Fast Facts: Switzerland
Below are some of the most common questions from our travelers.
Please see specific entry requirements provided by our partner, VisaHQ.
In general, to travel abroad, U.S. citizens must have a passport which should be valid for at least six months after your return date. Many countries also require a travel visa for entry. Some countries issue visas upon arrival, but in most cases, you need to obtain visas prior to travel.
More information about passports & visas.
Spring, summer and autumn are all very fair in Switzerland despite snow on its highest peaks year-round. June and July are when the alpine wildflowers bloom; they are also the peak season for tourists. Take a sweater no matter when you travel, and an umbrella. Click here for the current forecast in Switzerland.
U.S. and Canadian citizens need a valid passport.
Switzerland uses the Swiss franc, but in tourist regions the euro is often accepted as well. The rate of the franc seems to follow that of the euro very closely. ATMs are abundant; most accept major bank cards and credit cards, and they dispense Swiss francs at the going rate of exchange. For updated currency exchange info, click here.
A 15% service charge is included in the price of all services and on your hotel bill. Round up taxi and restaurant bills if the service has been good.
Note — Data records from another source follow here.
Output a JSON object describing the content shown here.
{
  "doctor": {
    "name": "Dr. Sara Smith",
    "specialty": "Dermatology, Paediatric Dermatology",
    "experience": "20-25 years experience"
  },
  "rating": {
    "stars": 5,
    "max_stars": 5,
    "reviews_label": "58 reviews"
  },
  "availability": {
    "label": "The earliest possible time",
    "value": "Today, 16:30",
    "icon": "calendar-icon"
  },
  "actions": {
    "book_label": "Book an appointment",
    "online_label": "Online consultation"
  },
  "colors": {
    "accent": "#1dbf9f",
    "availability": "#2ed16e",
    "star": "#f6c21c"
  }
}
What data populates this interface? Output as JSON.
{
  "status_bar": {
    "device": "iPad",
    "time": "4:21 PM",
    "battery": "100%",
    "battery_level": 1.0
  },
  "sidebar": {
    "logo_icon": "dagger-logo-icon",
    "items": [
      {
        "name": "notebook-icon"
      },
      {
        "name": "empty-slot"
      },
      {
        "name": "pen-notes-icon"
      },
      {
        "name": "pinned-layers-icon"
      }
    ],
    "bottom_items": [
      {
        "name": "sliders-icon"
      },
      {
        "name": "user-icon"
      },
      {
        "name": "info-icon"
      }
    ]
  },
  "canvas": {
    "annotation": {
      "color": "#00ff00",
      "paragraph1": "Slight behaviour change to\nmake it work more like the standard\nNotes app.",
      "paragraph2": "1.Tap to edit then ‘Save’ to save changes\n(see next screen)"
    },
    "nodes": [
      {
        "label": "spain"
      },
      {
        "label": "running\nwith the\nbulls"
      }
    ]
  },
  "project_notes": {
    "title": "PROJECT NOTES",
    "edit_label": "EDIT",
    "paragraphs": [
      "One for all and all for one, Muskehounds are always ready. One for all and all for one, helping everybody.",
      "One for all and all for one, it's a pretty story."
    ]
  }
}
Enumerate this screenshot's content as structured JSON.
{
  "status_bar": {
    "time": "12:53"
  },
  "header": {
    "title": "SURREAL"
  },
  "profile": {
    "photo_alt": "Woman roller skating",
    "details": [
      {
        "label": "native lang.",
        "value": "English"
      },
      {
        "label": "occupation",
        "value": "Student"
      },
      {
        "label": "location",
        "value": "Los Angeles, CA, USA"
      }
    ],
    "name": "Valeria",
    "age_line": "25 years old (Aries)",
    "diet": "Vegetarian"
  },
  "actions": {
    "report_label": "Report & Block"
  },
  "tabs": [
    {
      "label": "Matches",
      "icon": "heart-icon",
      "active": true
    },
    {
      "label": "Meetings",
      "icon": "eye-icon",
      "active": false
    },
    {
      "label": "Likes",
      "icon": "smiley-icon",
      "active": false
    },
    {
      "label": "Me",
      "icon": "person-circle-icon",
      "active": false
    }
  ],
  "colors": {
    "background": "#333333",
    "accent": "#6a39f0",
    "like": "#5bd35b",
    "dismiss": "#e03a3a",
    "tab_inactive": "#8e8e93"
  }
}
When shopping in Switzerland, look for watches, crystal, embroidered items, clocks, pottery, Swiss army knives, lace, cowbells, antiques, cutlery, ski clothing and equipment, shoes, chocolate, cheese, and liquors.
230 volts. Plug J. You will need a voltage converter and plug adapter in order to use U.S. appliances. We recommend getting a universal adapter and converter kit. Click here for more information about electrical standards around the world.
See our blog post on using your cell phone abroad.